New tool, new approach
Sikkema considers Roundup Ready Xtend soybean technology a valuable tool for weed management in soybeans in Ontario. He says that dicamba is an excellent option for the control of glyphosate-resistant giant ragweed, common ragweed and Canada fleabane. In contrast, the fit for this technology on glyphosate-resistant waterhemp is unclear, mainly due to dicamba’s relatively short residual capacity in soil, along with the full-season emergence pattern of waterhemp.
“The other big concern I have is that you get the best control of glyphosate-resistant waterhemp with dicamba (Engenia, XtendiMax, FeXapan or Roundup Xtend) when applied post-emergence, but that’s also when sensitive crops are up in adjacent fields,” cautions Sikkema. “You have the greatest potential for injury to those sensitive crops.”
Sikkema lauds the work of Monsanto and BASF in 2017 in Ontario and their positioning dicamba as a pre-plant and pre-emergence herbicide in Roundup Ready Xtend soybeans. As a result, there wasn’t the same frequency of injury to sensitive crops in adjacent fields as there was in some areas of the U.S.
That’s primarily because most farmers applied it either pre-plant or pre-emerge, i.e. before those sensitive crops in adjacent fields had emerged, unlike the U.S. growers who sprayed later.
Sikkema believes the agricultural product companies should continue to position dicamba as a pre-plant or pre-emergence application in Roundup Ready Xtend soybeans, but that it’s strictly for crop safety, not efficacy, and for reducing risk in sensitive crops in adjacent fields.
Sikkema believes an undocumented yield loss that occurs in many fields across the province is due to reliance on post-emergence weed control.
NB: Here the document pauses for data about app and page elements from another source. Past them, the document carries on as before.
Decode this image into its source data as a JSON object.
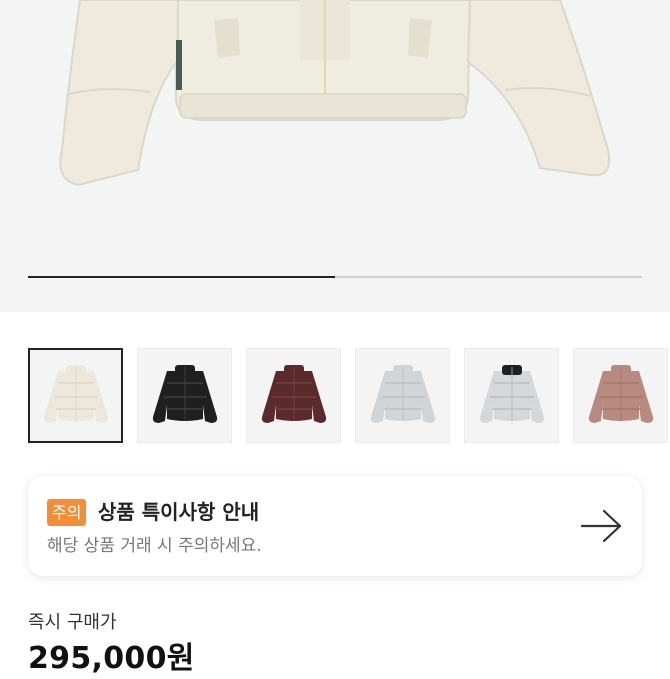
{
  "gallery": {
    "progress_fraction": 0.5,
    "thumbnails": [
      {
        "name": "cream",
        "body": "#ece9dc",
        "collar": "#ece9dc",
        "shade": "#d8d4c4",
        "selected": true
      },
      {
        "name": "black",
        "body": "#1f1f1f",
        "collar": "#1f1f1f",
        "shade": "#444444",
        "selected": false
      },
      {
        "name": "burgundy",
        "body": "#5a2a2c",
        "collar": "#5a2a2c",
        "shade": "#7a4446",
        "selected": false
      },
      {
        "name": "silver",
        "body": "#d2d5d8",
        "collar": "#d2d5d8",
        "shade": "#b8bcc0",
        "selected": false
      },
      {
        "name": "black-silver",
        "body": "#d6d7d9",
        "collar": "#1f1f1f",
        "shade": "#b5b7ba",
        "selected": false
      },
      {
        "name": "rose",
        "body": "#b98a80",
        "collar": "#b98a80",
        "shade": "#a57268",
        "selected": false
      }
    ]
  },
  "notice": {
    "badge": "주의",
    "title": "상품 특이사항 안내",
    "subtitle": "해당 상품 거래 시 주의하세요.",
    "arrow_icon": "arrow-right-icon"
  },
  "price": {
    "label": "즉시 구매가",
    "value": "295,000원"
  }
}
In soybeans, although losses do not begin as early, they can be substantial nonetheless.
“Farmers who use a total post-emergence weed control program in soybeans and get 55 bu./ac., they could be perfectly happy with that — it’s above the provincial average,” says Sikkema. “But what farmers will never know is that if they had used a two-pass program, would they have had, let’s say, 58 bu./ac.? That three bushels per acre is an undocumented yield loss that occurs in many fields across Ontario every year, and nobody can tell you how much it is, or what the value is, simply because we don’t track that.”
This article was originally published in the February 2018 issue of the Soybean Guide.